Institute of Perception Studies
Perception is opinion and judgment, based on both cognitive and intuitive understanding. Perception is essential for knowledge, and is a gateway for explorations that are inductive, deductive, as well as intuitive, predictive. The Institute of Perception Studies (IPS) unifies the various aspects of the social, political and cultural, to reveal the underlying disparities that societies across the world have accepted as ‘normal’. Citizens are the inadvertent practitioners of perceptions created by the normative and experiential devices of perception-making of politics and policy, evidenced in the sociological and economic distress. However, distress in the contemporary world is under-explained and less understood because of its normalisation through a shared perception of its inevitability and, therefore, invisibility. The main objective of IPS research has been to unravel ‘new distress’ through a redefinition that makes the concept as well as the solutions more inclusive.

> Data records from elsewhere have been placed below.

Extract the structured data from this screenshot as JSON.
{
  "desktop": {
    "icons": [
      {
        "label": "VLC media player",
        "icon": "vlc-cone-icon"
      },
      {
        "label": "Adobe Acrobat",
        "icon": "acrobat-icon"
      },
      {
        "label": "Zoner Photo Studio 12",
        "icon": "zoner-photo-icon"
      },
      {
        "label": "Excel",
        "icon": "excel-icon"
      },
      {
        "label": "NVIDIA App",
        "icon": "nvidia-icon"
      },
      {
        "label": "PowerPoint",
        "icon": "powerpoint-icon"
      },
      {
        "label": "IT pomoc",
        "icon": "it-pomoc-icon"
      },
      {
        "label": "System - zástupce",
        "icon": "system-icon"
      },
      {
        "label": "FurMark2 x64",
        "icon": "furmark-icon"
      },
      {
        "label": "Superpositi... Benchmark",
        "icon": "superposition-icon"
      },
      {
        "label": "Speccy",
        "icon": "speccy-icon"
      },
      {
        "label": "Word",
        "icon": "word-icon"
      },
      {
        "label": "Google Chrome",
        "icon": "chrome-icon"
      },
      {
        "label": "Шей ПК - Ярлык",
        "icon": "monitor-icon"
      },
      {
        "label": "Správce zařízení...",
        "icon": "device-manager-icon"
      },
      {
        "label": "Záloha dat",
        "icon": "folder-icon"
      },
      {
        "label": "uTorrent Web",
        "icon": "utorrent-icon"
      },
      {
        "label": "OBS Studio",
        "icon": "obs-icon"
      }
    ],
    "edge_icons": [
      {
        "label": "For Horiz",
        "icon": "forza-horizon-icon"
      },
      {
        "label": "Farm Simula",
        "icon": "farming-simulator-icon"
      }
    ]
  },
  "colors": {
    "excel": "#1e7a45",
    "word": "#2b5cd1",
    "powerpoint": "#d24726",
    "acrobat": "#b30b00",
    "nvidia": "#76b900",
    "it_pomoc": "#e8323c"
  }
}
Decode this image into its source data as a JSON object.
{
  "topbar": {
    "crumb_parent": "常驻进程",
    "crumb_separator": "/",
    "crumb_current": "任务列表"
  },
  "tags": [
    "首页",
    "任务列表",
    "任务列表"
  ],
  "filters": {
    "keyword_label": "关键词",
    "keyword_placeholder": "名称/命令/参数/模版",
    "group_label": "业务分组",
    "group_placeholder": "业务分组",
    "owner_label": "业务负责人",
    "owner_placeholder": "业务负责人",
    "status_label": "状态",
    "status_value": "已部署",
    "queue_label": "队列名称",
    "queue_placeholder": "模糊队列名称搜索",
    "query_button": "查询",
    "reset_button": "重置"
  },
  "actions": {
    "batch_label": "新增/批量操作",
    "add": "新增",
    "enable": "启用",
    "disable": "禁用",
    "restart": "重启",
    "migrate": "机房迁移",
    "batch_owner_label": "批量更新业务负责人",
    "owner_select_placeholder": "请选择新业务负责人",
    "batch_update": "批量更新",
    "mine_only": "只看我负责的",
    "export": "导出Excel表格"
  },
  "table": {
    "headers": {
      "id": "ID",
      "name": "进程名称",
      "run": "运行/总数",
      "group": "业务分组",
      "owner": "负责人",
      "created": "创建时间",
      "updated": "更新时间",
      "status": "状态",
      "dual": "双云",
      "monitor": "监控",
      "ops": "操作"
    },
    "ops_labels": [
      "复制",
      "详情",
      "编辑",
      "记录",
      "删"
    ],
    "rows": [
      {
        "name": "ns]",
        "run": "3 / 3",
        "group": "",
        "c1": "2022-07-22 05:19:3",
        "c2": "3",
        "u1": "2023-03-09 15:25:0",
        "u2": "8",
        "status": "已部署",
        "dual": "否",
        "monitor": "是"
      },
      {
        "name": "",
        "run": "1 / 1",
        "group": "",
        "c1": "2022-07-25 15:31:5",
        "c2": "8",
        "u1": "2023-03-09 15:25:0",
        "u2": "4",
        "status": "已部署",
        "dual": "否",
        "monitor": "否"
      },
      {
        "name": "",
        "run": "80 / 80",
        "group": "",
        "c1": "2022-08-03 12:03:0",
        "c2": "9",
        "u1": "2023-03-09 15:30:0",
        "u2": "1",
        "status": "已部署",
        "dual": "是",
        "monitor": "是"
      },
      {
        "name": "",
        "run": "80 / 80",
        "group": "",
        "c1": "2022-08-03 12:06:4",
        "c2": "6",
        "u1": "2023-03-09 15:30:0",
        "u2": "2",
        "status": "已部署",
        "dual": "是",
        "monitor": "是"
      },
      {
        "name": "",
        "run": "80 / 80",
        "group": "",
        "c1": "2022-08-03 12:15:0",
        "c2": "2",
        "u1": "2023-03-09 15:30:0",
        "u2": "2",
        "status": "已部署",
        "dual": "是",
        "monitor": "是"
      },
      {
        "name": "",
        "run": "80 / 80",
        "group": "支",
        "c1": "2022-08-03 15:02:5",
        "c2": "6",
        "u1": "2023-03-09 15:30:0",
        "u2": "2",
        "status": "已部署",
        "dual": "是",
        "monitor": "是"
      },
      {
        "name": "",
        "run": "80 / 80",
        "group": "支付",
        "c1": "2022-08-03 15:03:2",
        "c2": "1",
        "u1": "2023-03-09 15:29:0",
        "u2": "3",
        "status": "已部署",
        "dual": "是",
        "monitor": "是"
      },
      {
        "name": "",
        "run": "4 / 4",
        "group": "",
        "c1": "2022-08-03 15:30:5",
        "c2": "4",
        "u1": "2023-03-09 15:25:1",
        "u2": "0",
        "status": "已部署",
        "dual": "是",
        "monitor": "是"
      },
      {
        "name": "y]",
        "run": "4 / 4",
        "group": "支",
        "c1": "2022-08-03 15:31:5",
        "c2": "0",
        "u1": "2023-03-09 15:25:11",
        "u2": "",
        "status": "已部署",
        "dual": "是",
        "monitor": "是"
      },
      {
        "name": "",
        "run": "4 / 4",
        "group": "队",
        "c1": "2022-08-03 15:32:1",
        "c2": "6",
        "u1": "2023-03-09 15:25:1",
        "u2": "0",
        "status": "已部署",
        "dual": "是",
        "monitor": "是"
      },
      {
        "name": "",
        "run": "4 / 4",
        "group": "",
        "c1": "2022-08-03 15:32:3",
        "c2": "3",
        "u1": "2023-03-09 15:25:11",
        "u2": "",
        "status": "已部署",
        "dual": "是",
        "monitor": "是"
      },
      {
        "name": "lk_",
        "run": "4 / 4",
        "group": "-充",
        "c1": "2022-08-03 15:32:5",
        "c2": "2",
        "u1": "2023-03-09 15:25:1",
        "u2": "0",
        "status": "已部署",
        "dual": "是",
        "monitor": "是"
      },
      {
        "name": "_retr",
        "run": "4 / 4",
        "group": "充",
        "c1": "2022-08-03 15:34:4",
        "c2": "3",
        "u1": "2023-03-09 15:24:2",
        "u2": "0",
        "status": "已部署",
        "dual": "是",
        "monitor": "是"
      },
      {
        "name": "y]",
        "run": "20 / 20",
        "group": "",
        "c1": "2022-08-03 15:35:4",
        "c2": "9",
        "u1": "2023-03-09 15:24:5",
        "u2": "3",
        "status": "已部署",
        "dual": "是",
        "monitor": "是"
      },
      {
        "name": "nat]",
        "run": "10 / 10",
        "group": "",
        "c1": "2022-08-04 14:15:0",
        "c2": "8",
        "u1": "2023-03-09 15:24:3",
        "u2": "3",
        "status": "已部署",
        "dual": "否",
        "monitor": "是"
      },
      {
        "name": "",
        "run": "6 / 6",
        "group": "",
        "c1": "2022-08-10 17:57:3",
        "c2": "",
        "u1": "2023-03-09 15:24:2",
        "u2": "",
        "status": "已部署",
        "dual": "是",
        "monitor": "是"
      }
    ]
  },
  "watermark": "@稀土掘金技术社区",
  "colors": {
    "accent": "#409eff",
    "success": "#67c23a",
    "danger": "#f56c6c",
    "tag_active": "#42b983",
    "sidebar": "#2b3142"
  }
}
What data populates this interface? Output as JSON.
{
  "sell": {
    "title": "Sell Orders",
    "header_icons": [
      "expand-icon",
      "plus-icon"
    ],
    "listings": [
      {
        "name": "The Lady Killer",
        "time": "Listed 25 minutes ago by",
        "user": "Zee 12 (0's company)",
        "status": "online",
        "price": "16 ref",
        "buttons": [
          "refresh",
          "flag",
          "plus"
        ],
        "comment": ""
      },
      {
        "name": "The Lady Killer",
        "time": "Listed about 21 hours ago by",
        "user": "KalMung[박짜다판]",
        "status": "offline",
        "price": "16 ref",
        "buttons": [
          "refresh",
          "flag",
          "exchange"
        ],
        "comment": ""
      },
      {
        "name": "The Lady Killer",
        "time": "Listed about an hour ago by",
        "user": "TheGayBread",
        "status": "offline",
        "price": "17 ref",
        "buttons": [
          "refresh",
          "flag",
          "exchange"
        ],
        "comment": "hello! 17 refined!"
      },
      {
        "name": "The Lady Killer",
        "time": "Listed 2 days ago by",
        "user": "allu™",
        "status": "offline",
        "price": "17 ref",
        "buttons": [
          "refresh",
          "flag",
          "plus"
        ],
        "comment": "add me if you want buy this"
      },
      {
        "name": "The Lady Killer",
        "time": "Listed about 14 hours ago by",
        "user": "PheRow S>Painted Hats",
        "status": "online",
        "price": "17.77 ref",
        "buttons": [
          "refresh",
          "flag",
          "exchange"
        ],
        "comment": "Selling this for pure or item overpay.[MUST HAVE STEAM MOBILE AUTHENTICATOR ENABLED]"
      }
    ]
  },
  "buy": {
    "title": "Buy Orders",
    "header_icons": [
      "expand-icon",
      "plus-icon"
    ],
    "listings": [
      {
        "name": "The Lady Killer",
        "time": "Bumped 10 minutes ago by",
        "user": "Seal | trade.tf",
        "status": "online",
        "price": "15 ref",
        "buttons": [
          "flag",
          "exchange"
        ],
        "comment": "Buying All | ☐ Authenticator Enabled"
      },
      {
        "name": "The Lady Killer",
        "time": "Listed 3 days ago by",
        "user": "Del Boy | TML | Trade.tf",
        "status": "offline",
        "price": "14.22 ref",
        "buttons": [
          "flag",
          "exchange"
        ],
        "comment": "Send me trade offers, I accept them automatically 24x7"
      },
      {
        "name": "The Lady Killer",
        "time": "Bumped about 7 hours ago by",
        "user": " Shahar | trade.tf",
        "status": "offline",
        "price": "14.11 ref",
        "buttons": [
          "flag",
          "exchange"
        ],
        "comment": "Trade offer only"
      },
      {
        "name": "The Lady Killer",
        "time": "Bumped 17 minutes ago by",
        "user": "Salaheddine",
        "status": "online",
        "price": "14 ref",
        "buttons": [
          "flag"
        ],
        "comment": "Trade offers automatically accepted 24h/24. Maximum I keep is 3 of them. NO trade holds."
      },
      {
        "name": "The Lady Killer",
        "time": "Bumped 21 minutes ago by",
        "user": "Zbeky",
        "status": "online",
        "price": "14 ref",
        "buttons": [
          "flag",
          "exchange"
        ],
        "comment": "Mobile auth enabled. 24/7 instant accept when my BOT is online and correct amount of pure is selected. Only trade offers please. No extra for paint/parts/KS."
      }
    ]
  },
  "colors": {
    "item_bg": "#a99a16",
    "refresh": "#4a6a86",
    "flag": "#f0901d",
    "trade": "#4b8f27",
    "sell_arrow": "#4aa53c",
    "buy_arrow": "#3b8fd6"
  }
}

Distress understood only through economics neglects a far more wide-spread and insidious version that has come to represent the state of developing democracies like India. While poverty and deprivation may be examples of direct distress, there is an indirect distress prevalent as discontent in society that remains uncharted and, therefore, unaddressed. Even the expression of discontent, notably through the anti-incumbent vote, does not address the indirect distress with the same alacrity and commitment as financial distress of the markets, industry or banks is tackled. Further, such indirect distress is often dismissed by compartmentalizing it within a community or a sector, which assists in diminishing its severity in perception and reach. As a result, the direct distress of corporations and industry has a better chance of recovery than individual distress of citizens when it is reversible, until the long-term neglect changes lives irreversibly and irreparably. The objectives of IPS are the following: One, to redefine distress in Indian democracy beyond its perception. Two, to demarcate different kinds of indirect distress. Three, to find methodologies of distress. Four, to identify interventions that can reverse distress.
Before redefining distress, there is a need to examine how even the present definition of financial distress represents only a selective interpretation of it. Distress is relatively easy to define monetarily as it is inherently visible and, therefore, measureable. However, the following few aspects will take a deeper look at the way distress is understood.
Financial distress represents a degradation in income, saving, spending, repayment and general financial status. The individual may no longer be able to meet demands of life based on necessity, or aspiration, and severely impact his/her growth, investment and activities like asset-building. Unaddressed economic distress among a majority of individuals of a community, or sector may lead to financial collapse, as the recent economic history of the world has shown. The ‘recovery,’ as it is often termed, is also measured in financial terms, through the improvement in the condition of the individual, mainly through expenditure rather than income. It is understood, especially in broad terms, that the expenditure of a certain nature represents surplus income or assured income. This narrative fits sales figures of FMCGs, housing, luxury goods, entertainment, etc., which increase when the individual is able to plan and invest in possessions that he or she can do without.
However, perception plays a crucial role in the masking indirect distress. For example, as the 2008 US sub-prime crises proved, not all expenditure is healthy and not all consumer goods are bought by individuals with surplus income. The sales statistics of housing, for instance, are no proof for absence of distress. Similarly, the statistics that 50 percent of all motorcycles in India are bought in rural areas does not point to the lack of rural distress in the country. The distress that hides behind loans taken for soft goods like computers may be invisibilised also through high repayment rates, which may not reveal the difficult conditions under which the loans were repaid. The debt and distress surveys typically do not go beyond defaults and repayments. The circumstantial distress of the debtors is not always manifest in such figures and may lead to long-term irreversible impact on their lives through choices they have to make.
The question, therefore, is what is distress? Distress may be defined as a diminished state of the individual in which he/she must survive without choice. Such distress is marked by being more experiential rather than empirical and may or may not be demonstrable as caused due to one or two causes. Thus, it may be considered preliminarily as an indirect distress that defies observation and reportage. Indirect distress may be of four different kinds. One, distress may be caused due to the economic state of an individual. Two, distress may be the mental/physical state of the individual. Three, distress may be the political condition of the individual. Four, distress may be the cultural and social position of the individual.
To restrict the understanding of distress to any specific categorization would be to relegate other kinds of distress. A positivist approach towards the study of distress may not be comprehensive, and once again, relay on the structural framework of statistics. An interpretative methodology may be the only way in which distress can be entirely understood, and even addressed.